* [What the task asks] Check each line of the material below for "name" and copy those where it appears.

* [Task inputs]
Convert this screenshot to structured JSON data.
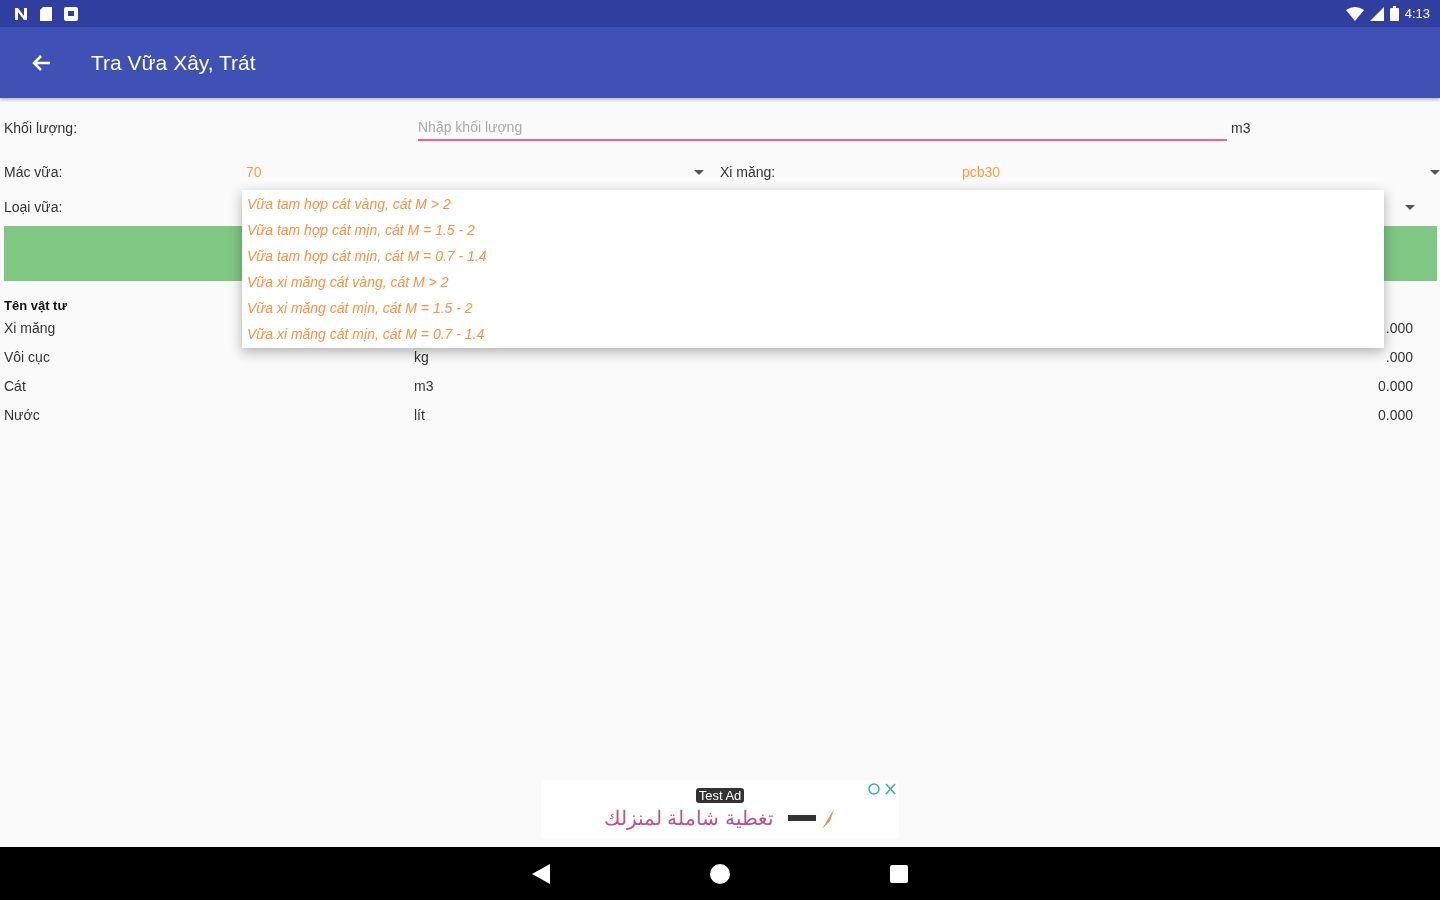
{
  "status_bar": {
    "time": "4:13"
  },
  "app_bar": {
    "title": "Tra Vữa Xây, Trát"
  },
  "form": {
    "volume": {
      "label": "Khối lượng:",
      "placeholder": "Nhập khối lượng",
      "unit": "m3"
    },
    "grade": {
      "label": "Mác vữa:",
      "value": "70"
    },
    "cement": {
      "label": "Xi măng:",
      "value": "pcb30"
    },
    "mortar_type": {
      "label": "Loại vữa:",
      "expanded": true,
      "options": [
        {
          "label": "Vữa tam hợp cát vàng, cát M > 2"
        },
        {
          "label": "Vữa tam hợp cát mịn, cát M = 1.5 - 2"
        },
        {
          "label": "Vữa tam hợp cát mịn, cát M = 0.7 - 1.4"
        },
        {
          "label": "Vữa xi măng cát vàng, cát M > 2"
        },
        {
          "label": "Vữa xi măng cát mịn, cát M = 1.5 - 2"
        },
        {
          "label": "Vữa xi măng cát mịn, cát M = 0.7 - 1.4"
        }
      ]
    }
  },
  "table": {
    "header": "Tên vật tư",
    "rows": [
      {
        "name": "Xi măng",
        "value": ".000"
      },
      {
        "name": "Vôi cục",
        "unit": "kg",
        "value": ".000"
      },
      {
        "name": "Cát",
        "unit": "m3",
        "value": "0.000"
      },
      {
        "name": "Nước",
        "unit": "lít",
        "value": "0.000"
      }
    ]
  },
  "ad": {
    "badge": "Test Ad",
    "text": "تغطية شاملة لمنزلك"
  }
}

* [Finished task]
        "name": "Xi măng",
        "name": "Vôi cục",
        "name": "Cát",
        "name": "Nước",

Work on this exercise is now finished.